An exact copy of every entry is the answer here, with no pictures.

[Interface dataset entries]
***

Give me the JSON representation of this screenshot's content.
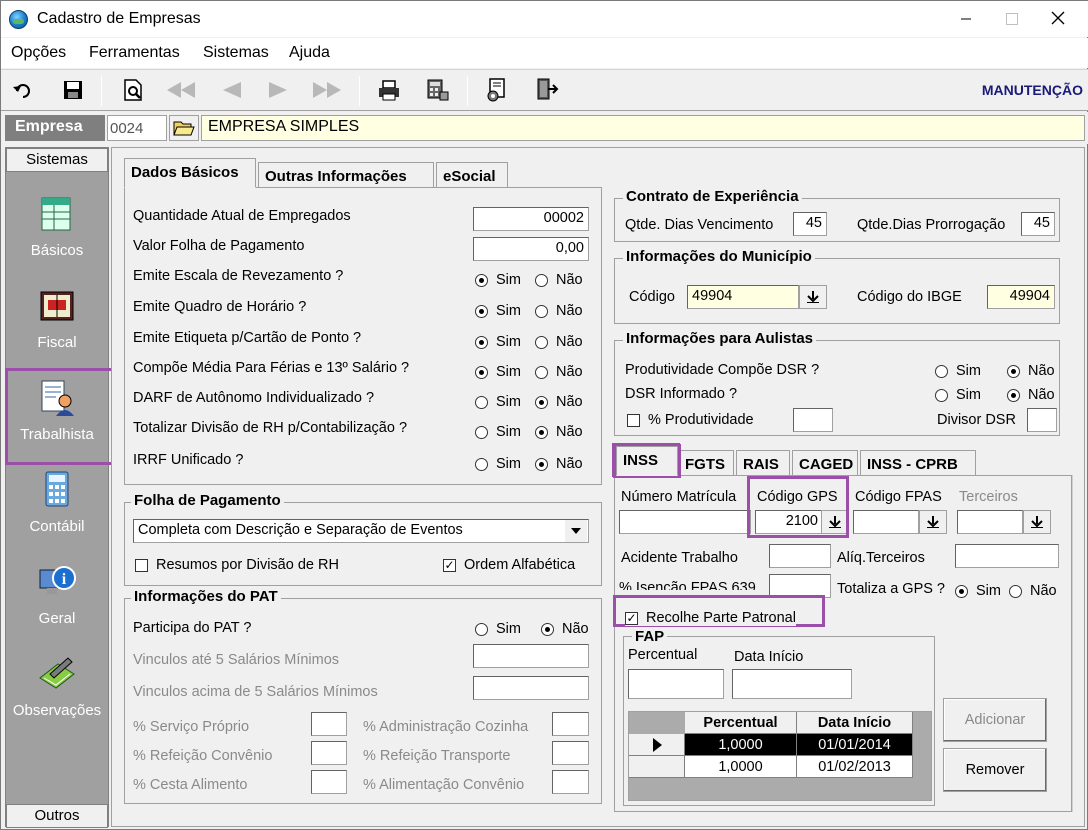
{
  "window": {
    "title": "Cadastro de Empresas",
    "min": "—",
    "max": "☐",
    "close": "✕"
  },
  "menu": [
    "Opções",
    "Ferramentas",
    "Sistemas",
    "Ajuda"
  ],
  "toolbar": {
    "mode_label": "MANUTENÇÃO"
  },
  "empresa": {
    "label": "Empresa",
    "code": "0024",
    "name": "EMPRESA SIMPLES"
  },
  "sidebar": {
    "header": "Sistemas",
    "footer": "Outros",
    "items": [
      "Básicos",
      "Fiscal",
      "Trabalhista",
      "Contábil",
      "Geral",
      "Observações"
    ]
  },
  "tabs": [
    "Dados Básicos",
    "Outras Informações",
    "eSocial"
  ],
  "dados": {
    "qtd_label": "Quantidade Atual de Empregados",
    "qtd_value": "00002",
    "folha_label": "Valor Folha de Pagamento",
    "folha_value": "0,00",
    "sim": "Sim",
    "nao": "Não",
    "questions": [
      "Emite Escala de Revezamento ?",
      "Emite Quadro de Horário ?",
      "Emite Etiqueta p/Cartão de Ponto ?",
      "Compõe Média Para Férias e 13º Salário ?",
      "DARF de Autônomo Individualizado ?",
      "Totalizar Divisão de RH p/Contabilização ?",
      "IRRF Unificado ?"
    ],
    "answers": [
      "sim",
      "sim",
      "sim",
      "sim",
      "nao",
      "nao",
      "nao"
    ]
  },
  "folha": {
    "title": "Folha de Pagamento",
    "select_value": "Completa com Descrição e Separação de Eventos",
    "resumos_label": "Resumos por Divisão de RH",
    "ordem_label": "Ordem Alfabética",
    "ordem_checked": true
  },
  "pat": {
    "title": "Informações do PAT",
    "participa_label": "Participa do PAT ?",
    "participa": "nao",
    "vinc_ate": "Vinculos até 5 Salários Mínimos",
    "vinc_acima": "Vinculos acima de 5 Salários Mínimos",
    "pct_left": [
      "% Serviço Próprio",
      "% Refeição Convênio",
      "% Cesta Alimento"
    ],
    "pct_right": [
      "% Administração Cozinha",
      "% Refeição Transporte",
      "% Alimentação Convênio"
    ]
  },
  "contrato": {
    "title": "Contrato de Experiência",
    "venc_label": "Qtde. Dias Vencimento",
    "venc_value": "45",
    "prorr_label": "Qtde.Dias Prorrogação",
    "prorr_value": "45"
  },
  "municipio": {
    "title": "Informações do Município",
    "codigo_label": "Código",
    "codigo_value": "49904",
    "ibge_label": "Código do IBGE",
    "ibge_value": "49904"
  },
  "aulistas": {
    "title": "Informações para Aulistas",
    "prod_label": "Produtividade Compõe DSR ?",
    "dsr_label": "DSR Informado ?",
    "pct_prod_label": "% Produtividade",
    "divisor_label": "Divisor DSR"
  },
  "subtabs": [
    "INSS",
    "FGTS",
    "RAIS",
    "CAGED",
    "INSS - CPRB"
  ],
  "inss": {
    "matricula_label": "Número Matrícula",
    "gps_label": "Código GPS",
    "gps_value": "2100",
    "fpas_label": "Código FPAS",
    "terceiros_label": "Terceiros",
    "acidente_label": "Acidente Trabalho",
    "aliq_label": "Alíq.Terceiros",
    "isencao_label": "% Isenção FPAS 639",
    "totaliza_label": "Totaliza a GPS ?",
    "recolhe_label": "Recolhe Parte Patronal",
    "recolhe_checked": true
  },
  "fap": {
    "title": "FAP",
    "pct_label": "Percentual",
    "data_label": "Data Início",
    "columns": [
      "Percentual",
      "Data Início"
    ],
    "rows": [
      [
        "1,0000",
        "01/01/2014"
      ],
      [
        "1,0000",
        "01/02/2013"
      ]
    ],
    "add_label": "Adicionar",
    "remove_label": "Remover"
  }
}
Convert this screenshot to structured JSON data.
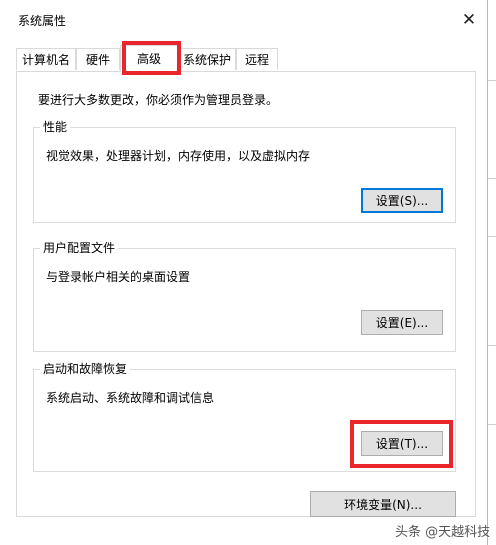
{
  "window": {
    "title": "系统属性",
    "close_glyph": "✕"
  },
  "tabs": [
    {
      "label": "计算机名"
    },
    {
      "label": "硬件"
    },
    {
      "label": "高级"
    },
    {
      "label": "系统保护"
    },
    {
      "label": "远程"
    }
  ],
  "active_tab": "高级",
  "notice": "要进行大多数更改，你必须作为管理员登录。",
  "groups": {
    "performance": {
      "label": "性能",
      "description": "视觉效果，处理器计划，内存使用，以及虚拟内存",
      "button_label": "设置(S)..."
    },
    "user_profiles": {
      "label": "用户配置文件",
      "description": "与登录帐户相关的桌面设置",
      "button_label": "设置(E)..."
    },
    "startup_recovery": {
      "label": "启动和故障恢复",
      "description": "系统启动、系统故障和调试信息",
      "button_label": "设置(T)..."
    }
  },
  "env_button_label": "环境变量(N)...",
  "watermark": "头条 @天越科技",
  "colors": {
    "highlight": "#e8262b",
    "focus_border": "#0078d7",
    "button_bg": "#e1e1e1"
  }
}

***

RESPONSE BOX:
Give me the JSON representation of this screenshot's content.
{
  "window": {
    "title": "Cadastro de Empresas",
    "min": "—",
    "max": "☐",
    "close": "✕"
  },
  "menu": [
    "Opções",
    "Ferramentas",
    "Sistemas",
    "Ajuda"
  ],
  "toolbar": {
    "mode_label": "MANUTENÇÃO"
  },
  "empresa": {
    "label": "Empresa",
    "code": "0024",
    "name": "EMPRESA SIMPLES"
  },
  "sidebar": {
    "header": "Sistemas",
    "footer": "Outros",
    "items": [
      "Básicos",
      "Fiscal",
      "Trabalhista",
      "Contábil",
      "Geral",
      "Observações"
    ]
  },
  "tabs": [
    "Dados Básicos",
    "Outras Informações",
    "eSocial"
  ],
  "dados": {
    "qtd_label": "Quantidade Atual de Empregados",
    "qtd_value": "00002",
    "folha_label": "Valor Folha de Pagamento",
    "folha_value": "0,00",
    "sim": "Sim",
    "nao": "Não",
    "questions": [
      "Emite Escala de Revezamento ?",
      "Emite Quadro de Horário ?",
      "Emite Etiqueta p/Cartão de Ponto ?",
      "Compõe Média Para Férias e 13º Salário ?",
      "DARF de Autônomo Individualizado ?",
      "Totalizar Divisão de RH p/Contabilização ?",
      "IRRF Unificado ?"
    ],
    "answers": [
      "sim",
      "sim",
      "sim",
      "sim",
      "nao",
      "nao",
      "nao"
    ]
  },
  "folha": {
    "title": "Folha de Pagamento",
    "select_value": "Completa com Descrição e Separação de Eventos",
    "resumos_label": "Resumos por Divisão de RH",
    "ordem_label": "Ordem Alfabética",
    "ordem_checked": true
  },
  "pat": {
    "title": "Informações do PAT",
    "participa_label": "Participa do PAT ?",
    "participa": "nao",
    "vinc_ate": "Vinculos até 5 Salários Mínimos",
    "vinc_acima": "Vinculos acima de 5 Salários Mínimos",
    "pct_left": [
      "% Serviço Próprio",
      "% Refeição Convênio",
      "% Cesta Alimento"
    ],
    "pct_right": [
      "% Administração Cozinha",
      "% Refeição Transporte",
      "% Alimentação Convênio"
    ]
  },
  "contrato": {
    "title": "Contrato de Experiência",
    "venc_label": "Qtde. Dias Vencimento",
    "venc_value": "45",
    "prorr_label": "Qtde.Dias Prorrogação",
    "prorr_value": "45"
  },
  "municipio": {
    "title": "Informações do Município",
    "codigo_label": "Código",
    "codigo_value": "49904",
    "ibge_label": "Código do IBGE",
    "ibge_value": "49904"
  },
  "aulistas": {
    "title": "Informações para Aulistas",
    "prod_label": "Produtividade Compõe DSR ?",
    "dsr_label": "DSR Informado ?",
    "pct_prod_label": "% Produtividade",
    "divisor_label": "Divisor DSR"
  },
  "subtabs": [
    "INSS",
    "FGTS",
    "RAIS",
    "CAGED",
    "INSS - CPRB"
  ],
  "inss": {
    "matricula_label": "Número Matrícula",
    "gps_label": "Código GPS",
    "gps_value": "2100",
    "fpas_label": "Código FPAS",
    "terceiros_label": "Terceiros",
    "acidente_label": "Acidente Trabalho",
    "aliq_label": "Alíq.Terceiros",
    "isencao_label": "% Isenção FPAS 639",
    "totaliza_label": "Totaliza a GPS ?",
    "recolhe_label": "Recolhe Parte Patronal",
    "recolhe_checked": true
  },
  "fap": {
    "title": "FAP",
    "pct_label": "Percentual",
    "data_label": "Data Início",
    "columns": [
      "Percentual",
      "Data Início"
    ],
    "rows": [
      [
        "1,0000",
        "01/01/2014"
      ],
      [
        "1,0000",
        "01/02/2013"
      ]
    ],
    "add_label": "Adicionar",
    "remove_label": "Remover"
  }
}
Convert this screenshot to structured JSON data.
{
  "window": {
    "title": "系统属性",
    "close_glyph": "✕"
  },
  "tabs": [
    {
      "label": "计算机名"
    },
    {
      "label": "硬件"
    },
    {
      "label": "高级"
    },
    {
      "label": "系统保护"
    },
    {
      "label": "远程"
    }
  ],
  "active_tab": "高级",
  "notice": "要进行大多数更改，你必须作为管理员登录。",
  "groups": {
    "performance": {
      "label": "性能",
      "description": "视觉效果，处理器计划，内存使用，以及虚拟内存",
      "button_label": "设置(S)..."
    },
    "user_profiles": {
      "label": "用户配置文件",
      "description": "与登录帐户相关的桌面设置",
      "button_label": "设置(E)..."
    },
    "startup_recovery": {
      "label": "启动和故障恢复",
      "description": "系统启动、系统故障和调试信息",
      "button_label": "设置(T)..."
    }
  },
  "env_button_label": "环境变量(N)...",
  "watermark": "头条 @天越科技",
  "colors": {
    "highlight": "#e8262b",
    "focus_border": "#0078d7",
    "button_bg": "#e1e1e1"
  }
}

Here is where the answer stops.